Study Identifies Key Factors in Nurse Retention
A new study funded by the Robert Wood Johnson Foundation identifies several key factors that nurses weigh when deciding whether to switch jobs. According to researchers Christine Kovner, Ph.D., R.N., F.A.A.N., and Carol S. Brewer, Ph.D., R.N., work variety, autonomy, supervisory support, workgroup cohesion, procedural fairness, promotional opportunities, collegial nurse/doctor relations all contributed significantly to nurses’ sense of job satisfaction. “If nurses stay in their jobs, hospitals and the health care system will realize significant savings on costs associated with replacing nursing staff,” lead author Kovner says in Medical News Today. “More importantly, patient outcomes are at stake because when the nursing staff is destabilized by frequent resignations and high turnover, the disruption and inconsistency of service can have a negative impact on patient care and safety.” The study was published in the March/April issue of Nursing Economic$.
(Note: Nursing Economic$ March/April issue isn’t online yet.)
Nurses Reluctant to Report Errors

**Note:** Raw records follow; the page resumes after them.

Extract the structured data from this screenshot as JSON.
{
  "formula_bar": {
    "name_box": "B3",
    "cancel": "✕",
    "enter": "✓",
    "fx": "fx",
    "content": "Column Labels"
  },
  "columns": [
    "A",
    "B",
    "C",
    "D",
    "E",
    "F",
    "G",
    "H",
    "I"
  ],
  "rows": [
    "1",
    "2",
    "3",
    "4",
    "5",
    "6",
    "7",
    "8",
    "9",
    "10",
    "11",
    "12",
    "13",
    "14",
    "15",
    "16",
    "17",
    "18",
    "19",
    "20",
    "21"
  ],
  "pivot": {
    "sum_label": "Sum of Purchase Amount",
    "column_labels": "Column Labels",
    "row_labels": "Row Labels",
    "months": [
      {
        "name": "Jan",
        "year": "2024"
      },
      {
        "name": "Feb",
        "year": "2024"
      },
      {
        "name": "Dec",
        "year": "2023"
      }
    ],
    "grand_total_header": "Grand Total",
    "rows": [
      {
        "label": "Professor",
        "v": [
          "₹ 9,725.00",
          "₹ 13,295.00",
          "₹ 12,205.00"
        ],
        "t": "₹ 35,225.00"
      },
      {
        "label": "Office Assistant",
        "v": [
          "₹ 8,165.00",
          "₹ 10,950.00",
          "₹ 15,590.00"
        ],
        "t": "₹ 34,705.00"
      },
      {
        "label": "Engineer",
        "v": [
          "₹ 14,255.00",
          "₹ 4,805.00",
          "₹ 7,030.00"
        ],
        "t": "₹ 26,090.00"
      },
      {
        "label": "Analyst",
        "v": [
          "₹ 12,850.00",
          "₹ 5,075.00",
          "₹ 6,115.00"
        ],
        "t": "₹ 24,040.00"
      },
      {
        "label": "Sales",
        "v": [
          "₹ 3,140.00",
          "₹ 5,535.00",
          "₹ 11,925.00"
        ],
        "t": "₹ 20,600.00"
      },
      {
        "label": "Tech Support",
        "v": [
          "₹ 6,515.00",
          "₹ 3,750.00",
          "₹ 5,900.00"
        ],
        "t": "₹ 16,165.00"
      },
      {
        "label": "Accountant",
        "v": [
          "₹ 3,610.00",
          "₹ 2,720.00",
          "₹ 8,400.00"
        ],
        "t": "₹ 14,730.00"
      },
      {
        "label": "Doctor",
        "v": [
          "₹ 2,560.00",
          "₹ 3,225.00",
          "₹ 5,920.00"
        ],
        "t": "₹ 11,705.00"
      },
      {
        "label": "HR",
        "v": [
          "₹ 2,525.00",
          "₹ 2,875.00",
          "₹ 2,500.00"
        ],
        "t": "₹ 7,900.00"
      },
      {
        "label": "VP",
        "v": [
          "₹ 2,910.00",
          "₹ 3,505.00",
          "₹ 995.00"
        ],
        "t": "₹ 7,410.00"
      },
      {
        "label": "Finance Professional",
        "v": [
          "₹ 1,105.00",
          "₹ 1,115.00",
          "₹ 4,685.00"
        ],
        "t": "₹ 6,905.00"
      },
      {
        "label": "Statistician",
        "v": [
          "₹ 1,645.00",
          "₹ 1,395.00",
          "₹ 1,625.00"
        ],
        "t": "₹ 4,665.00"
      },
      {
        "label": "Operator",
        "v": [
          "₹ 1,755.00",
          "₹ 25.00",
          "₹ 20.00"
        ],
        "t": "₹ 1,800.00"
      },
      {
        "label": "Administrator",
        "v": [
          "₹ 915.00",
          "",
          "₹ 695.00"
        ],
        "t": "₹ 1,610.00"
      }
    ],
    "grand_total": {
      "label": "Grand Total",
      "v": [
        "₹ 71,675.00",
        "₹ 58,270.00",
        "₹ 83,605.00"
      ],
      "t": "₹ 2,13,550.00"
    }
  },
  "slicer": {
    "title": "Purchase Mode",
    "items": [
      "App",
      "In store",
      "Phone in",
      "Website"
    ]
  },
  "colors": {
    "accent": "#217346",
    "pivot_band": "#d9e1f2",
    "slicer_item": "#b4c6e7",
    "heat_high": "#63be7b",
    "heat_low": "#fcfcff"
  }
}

A new study published in the Journal of Patient Safety reveals that nurses understand the importance of reporting medical errors, but for a variety of reasons, often do not. According to study co-author Suzanne Brungs, R.N., M.S.N., M.B.A., nurses worry about the stigma attached to errors, and say that time pressures are a factor in the choice not to report errors. In addition, nurses reported that when they did report errors, they often received no feedback, creating the perception that the report has fallen “into a black hole.”